User Review  - JDK1962 - Goodreads

Interesting, but not the page turner that I found Hackers to be. Good history, though. Would have been better with some simple examples (for example, using an 8 or 16-bit split key to illustrate encryption and decryption), just to more firmly cement the basic concepts. Read full review

Review: Crypto: How the Code Rebels Beat the Government--Saving Privacy in the Digital Age

User Review  - Franklin Colorado - Goodreads

This is nonfiction, but it's an interesting enough story you can read it like a thriller. A few places drag. It's a good background for understanding cryptography. Read full review

Selected pages

Contents

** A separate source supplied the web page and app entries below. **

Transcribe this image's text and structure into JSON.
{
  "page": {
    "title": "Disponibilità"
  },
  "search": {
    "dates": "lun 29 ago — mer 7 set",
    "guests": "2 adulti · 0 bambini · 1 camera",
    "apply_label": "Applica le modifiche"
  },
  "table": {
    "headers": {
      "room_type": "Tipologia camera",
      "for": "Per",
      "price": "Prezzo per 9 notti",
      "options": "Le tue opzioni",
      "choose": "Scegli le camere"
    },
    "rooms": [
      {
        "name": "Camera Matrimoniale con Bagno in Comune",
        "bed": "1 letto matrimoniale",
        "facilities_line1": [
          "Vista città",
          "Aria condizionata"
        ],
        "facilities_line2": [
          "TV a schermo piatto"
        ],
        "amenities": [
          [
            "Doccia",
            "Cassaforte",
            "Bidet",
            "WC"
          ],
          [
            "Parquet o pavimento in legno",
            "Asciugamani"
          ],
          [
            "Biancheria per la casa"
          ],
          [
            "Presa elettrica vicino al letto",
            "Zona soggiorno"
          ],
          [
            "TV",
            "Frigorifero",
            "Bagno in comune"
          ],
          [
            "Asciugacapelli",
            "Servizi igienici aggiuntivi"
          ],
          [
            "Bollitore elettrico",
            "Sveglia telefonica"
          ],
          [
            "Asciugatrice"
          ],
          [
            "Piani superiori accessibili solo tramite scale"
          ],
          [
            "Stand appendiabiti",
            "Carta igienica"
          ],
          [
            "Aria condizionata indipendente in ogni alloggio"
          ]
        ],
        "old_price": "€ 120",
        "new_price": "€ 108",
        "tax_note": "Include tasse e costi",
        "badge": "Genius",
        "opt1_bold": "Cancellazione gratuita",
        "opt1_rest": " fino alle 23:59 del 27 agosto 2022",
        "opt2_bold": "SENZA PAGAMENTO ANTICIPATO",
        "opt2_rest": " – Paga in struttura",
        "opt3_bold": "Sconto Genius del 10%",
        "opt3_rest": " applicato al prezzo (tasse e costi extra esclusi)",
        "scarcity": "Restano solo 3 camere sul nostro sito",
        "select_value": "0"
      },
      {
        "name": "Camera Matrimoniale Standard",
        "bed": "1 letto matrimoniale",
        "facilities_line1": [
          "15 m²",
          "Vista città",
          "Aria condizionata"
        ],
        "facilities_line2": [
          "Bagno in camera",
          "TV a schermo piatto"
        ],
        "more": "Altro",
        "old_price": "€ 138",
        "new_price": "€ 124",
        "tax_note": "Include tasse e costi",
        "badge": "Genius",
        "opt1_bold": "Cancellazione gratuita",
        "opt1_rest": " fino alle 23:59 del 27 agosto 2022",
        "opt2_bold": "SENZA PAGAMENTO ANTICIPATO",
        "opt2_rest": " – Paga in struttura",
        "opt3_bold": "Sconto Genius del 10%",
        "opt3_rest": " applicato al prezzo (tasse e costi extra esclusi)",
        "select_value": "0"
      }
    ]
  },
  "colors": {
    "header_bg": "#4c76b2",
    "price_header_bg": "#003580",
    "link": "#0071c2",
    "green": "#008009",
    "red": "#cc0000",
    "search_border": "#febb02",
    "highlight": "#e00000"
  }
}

contents
acknowledgments
preface
the loner
the standard
public key
prime time
selling crypto
crypto anarchy
the clipper chip
slouching toward crypto
the open secret
notes
bibliography
glossary
index

patents and keys

Common terms and phrases

About the author (2001)

Over the course of twenty-two years of teaching, Steven Levy has taught every grade level from kindergarten through college. He has been recognized as the 1992-93 Massachusetts Teacher of the Year and honored as the Outstanding General Elementary Teacher by the Walt Disney Company ion 1994-95. Levy has also received the John F. Kennedy prize for the teaching of history, and his project Lexingtons, USA, was chosen by the American School Board Association as one of the hundred best curriculum ideas in the nation.

Bibliographic information